The Highest Office


The assassination of President Kennedy has brought out, in an agonizing : way, the realities of the American Presidency and has again demonstrated its unique function as a political organism. The first truth to be asserted about this great office is that the President of the United States is a monarch. The Constitution, in deliberately ambiguous terms, entrusts to him the whole executive power of the Union and in addition confers on him the separate ollice of Commander in Chief with complete control of the armed forces. This, of course, does not mean the President is an absolute monarch. He has to share power with Congress (as President Kennedy painfully discovered in his three years in the White House); and both he and Congress share power with the Supreme Court.

Nevertheless, it is important again to insist on the monarchical character of the American Presidency. It is monarchical in two ways: monarchical because of the concentration of power in the hands of one man, monarchical because he, more than any other institution (and every President is an institution), embodies “We the People of the United States.” In the President, in any President, the American people see their embodied power and see their own driving force personified.

In another sense, the President is a monarch. For he performs many of the ritual functions of a hereditary ruler. He is the universal patron of good causes, a role that the late President Kennedy took very seriously. His precedence is as automatic as that of the Queen. He lives in the most historic building in Washington, the only one that has an aura of majesty about it. American boys are continually told that they can, when they grow up, become President of the United States (girls are not yet told that they can). Under the easy and democratic exterior, the protocol of the White House is as severe as the protocol of Buckingham Palace. The presidential inauguration is a kind of quadrennial coronation. And even the President who has made an immense number of enemies remains President and is entitled, except among (he most pathologically minded, to respect and, indeed, for his office if not for himself; to reverence.

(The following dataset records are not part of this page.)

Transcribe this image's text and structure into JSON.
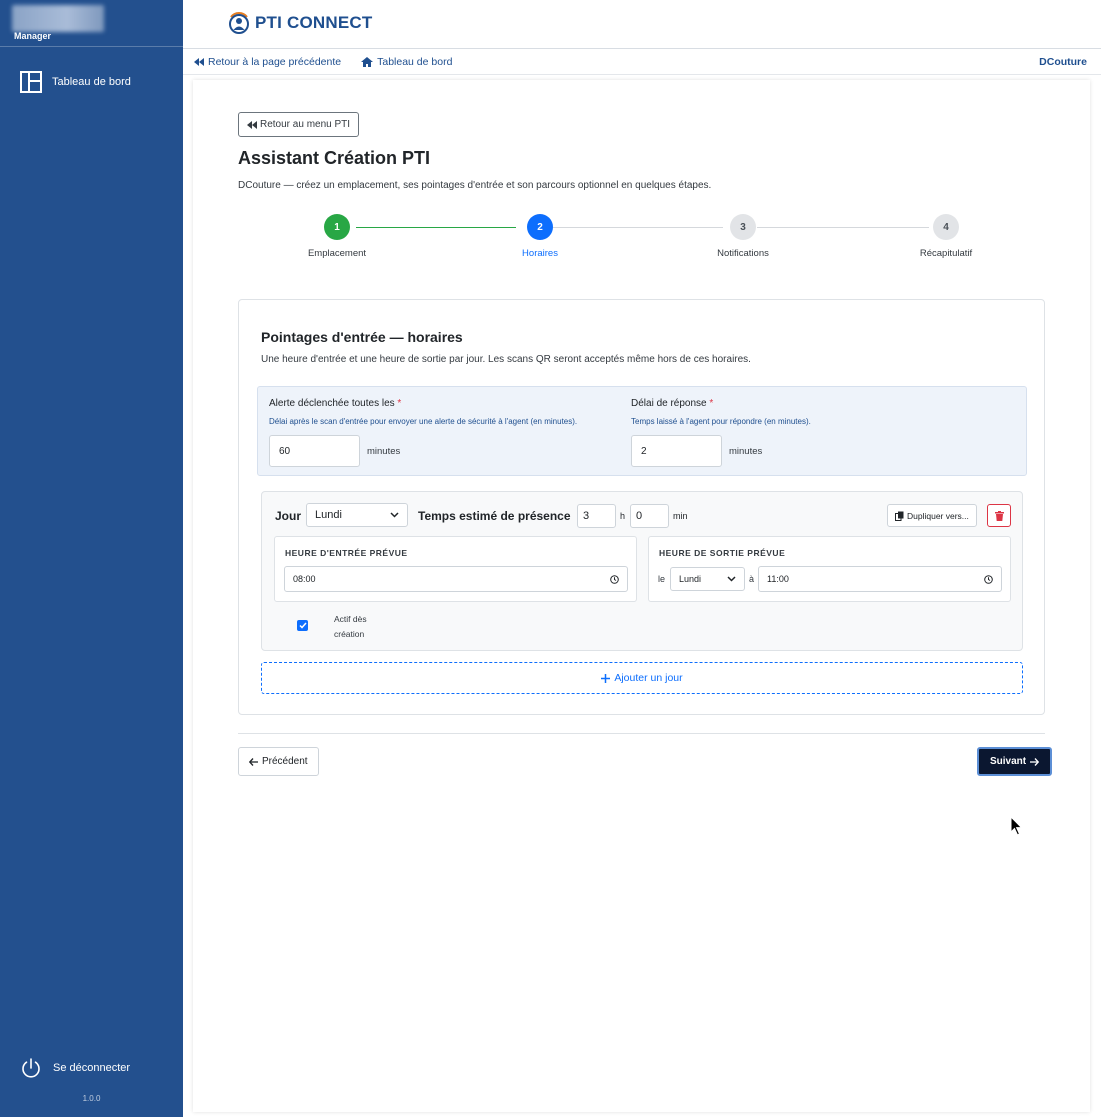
{
  "sidebar": {
    "role": "Manager",
    "nav": [
      {
        "label": "Tableau de bord",
        "icon": "dashboard-layout-icon"
      }
    ],
    "logout_label": "Se déconnecter",
    "version": "1.0.0"
  },
  "header": {
    "brand": "PTI CONNECT",
    "breadcrumbs": {
      "back_label": "Retour à la page précédente",
      "dashboard_label": "Tableau de bord"
    },
    "user": "DCouture"
  },
  "page": {
    "back_menu_label": "Retour au menu PTI",
    "title": "Assistant Création PTI",
    "subtitle": "DCouture — créez un emplacement, ses pointages d'entrée et son parcours optionnel en quelques étapes."
  },
  "stepper": {
    "steps": [
      {
        "number": "1",
        "label": "Emplacement",
        "state": "done"
      },
      {
        "number": "2",
        "label": "Horaires",
        "state": "active"
      },
      {
        "number": "3",
        "label": "Notifications",
        "state": "todo"
      },
      {
        "number": "4",
        "label": "Récapitulatif",
        "state": "todo"
      }
    ],
    "colors": {
      "done": "#28a745",
      "active": "#0d6efd",
      "todo": "#e2e4e7"
    }
  },
  "section": {
    "title": "Pointages d'entrée — horaires",
    "subtitle": "Une heure d'entrée et une heure de sortie par jour. Les scans QR seront acceptés même hors de ces horaires.",
    "alert": {
      "label": "Alerte déclenchée toutes les",
      "required_mark": "*",
      "help": "Délai après le scan d'entrée pour envoyer une alerte de sécurité à l'agent (en minutes).",
      "value": "60",
      "unit": "minutes"
    },
    "response": {
      "label": "Délai de réponse",
      "required_mark": "*",
      "help": "Temps laissé à l'agent pour répondre (en minutes).",
      "value": "2",
      "unit": "minutes"
    },
    "day": {
      "jour_label": "Jour",
      "day_value": "Lundi",
      "estimate_label": "Temps estimé de présence",
      "hours_value": "3",
      "hours_unit": "h",
      "minutes_value": "0",
      "minutes_unit": "min",
      "duplicate_label": "Dupliquer vers...",
      "entry_title": "HEURE D'ENTRÉE PRÉVUE",
      "entry_time": "08:00",
      "exit_title": "HEURE DE SORTIE PRÉVUE",
      "exit_prefix": "le",
      "exit_day": "Lundi",
      "exit_at": "à",
      "exit_time": "11:00",
      "active_label": "Actif dès création",
      "active_checked": true
    },
    "add_day_label": "Ajouter un jour"
  },
  "footer": {
    "prev_label": "Précédent",
    "next_label": "Suivant"
  }
}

The White House itself symbolizes the character of this great office. On the one hand, it is a princely residence; on the other, it is a power house. It is what Versailles or the Hofburg were in the days of the great monarchies of Europe. Beside, behind Buckingham Palace, there is 10 Downing Street; there is nothing beside, nothing behind the White House. True, General de Gaulle in the Elysée at the moment performs a double function as political leader and as the mandatory of the Sovereign People. But General de Gaulle is a phenomenon, he is not an institution. The Elysée has none of the magical, none of the sacred character of the White House. Nor does General de Gaulle “as President of the Republic or in person impose on his enemies the reverence that the presidential office imposes on the enemies of any President of the United States.

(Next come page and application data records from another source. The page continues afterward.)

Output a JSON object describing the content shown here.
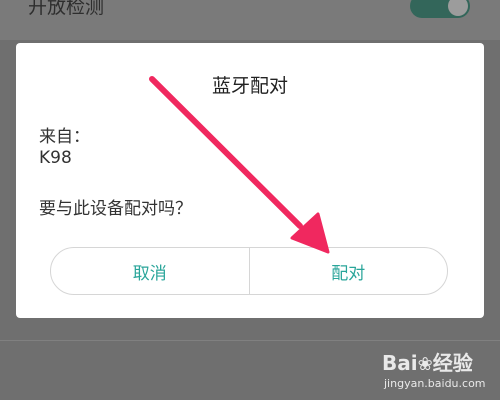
{
  "background": {
    "setting_label": "开放检测",
    "toggle_on": true
  },
  "dialog": {
    "title": "蓝牙配对",
    "from_label": "来自：",
    "device_name": "K98",
    "prompt": "要与此设备配对吗？",
    "cancel_label": "取消",
    "pair_label": "配对"
  },
  "colors": {
    "accent": "#2aa59a",
    "annotation_arrow": "#f0285f",
    "toggle": "#33665a"
  },
  "watermark": {
    "logo_text": "Bai",
    "logo_paw_icon": "paw-icon",
    "logo_suffix": "经验",
    "url": "jingyan.baidu.com"
  }
}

Washington is a great pilgrimage city. To it come from every part of the United States hundreds of thousands of visitors, especially parents bringing their young children to the sacred shrine of the Republic. The White House is not unique in Washington. Many children are brought by parents to see the Supreme Court in session and are suitably impressed. Some children are possibly impressed by the Senate, some possibly even by the House of Representatives, but neither of these bodies has any air of the sacred about itself, and it can hardly be said that in recent years this refusal to give to Congress the reverence given to the Presidency has been an act of manifest injustice. The Speaker of the House of Representatives, the leaders of the Senate, may be and in the past sometimes have been great men, but they are not august; there is no charisma attached to their office.

Children and their parents pour through the White House during the visiting hours, entering a shrine far more august than that of the Supreme Court, not to speak of the Capitol. For one thing, the building is much more a part of history. Jt has been altered inside and out, it has been tactfully extended, but it is fundamentally the building into which John Adams moved while it was still unfinished, for the last few months of his unhappy term in office. It has known the horrors of war. It was burned by a British army, and there is a legend, not totally vindicated, that it got the name “White House” because of the paint put over it to hide the scars of burning.

An elegant piece of Dublin architecture transplanted to the United States, it is perhaps the only important official building in Washington of intrinsic architectural merit. But it is not to admire this copy of Leinster House (which now houses the Bail) that the pilgrims come. They come to what may not extravagantly be described as the Parthenon of the American Acropolis. It is a house soaked in history and soaked in blood. The great ghost that walks through the White House is that of the greatest of Presidents, Abraham Lincoln, and this gives the necessary tragic note to this national shrine. Il was to the White House he returned after his visit to conquered Richmond; it was on the way to the White House upon the Potomac that he recited, “ Duiican is in his grave. After life’s fitful fever, he sleeps well. ” It was here his body was brought, and the Lincoln Room is still the most sacred part of the White House.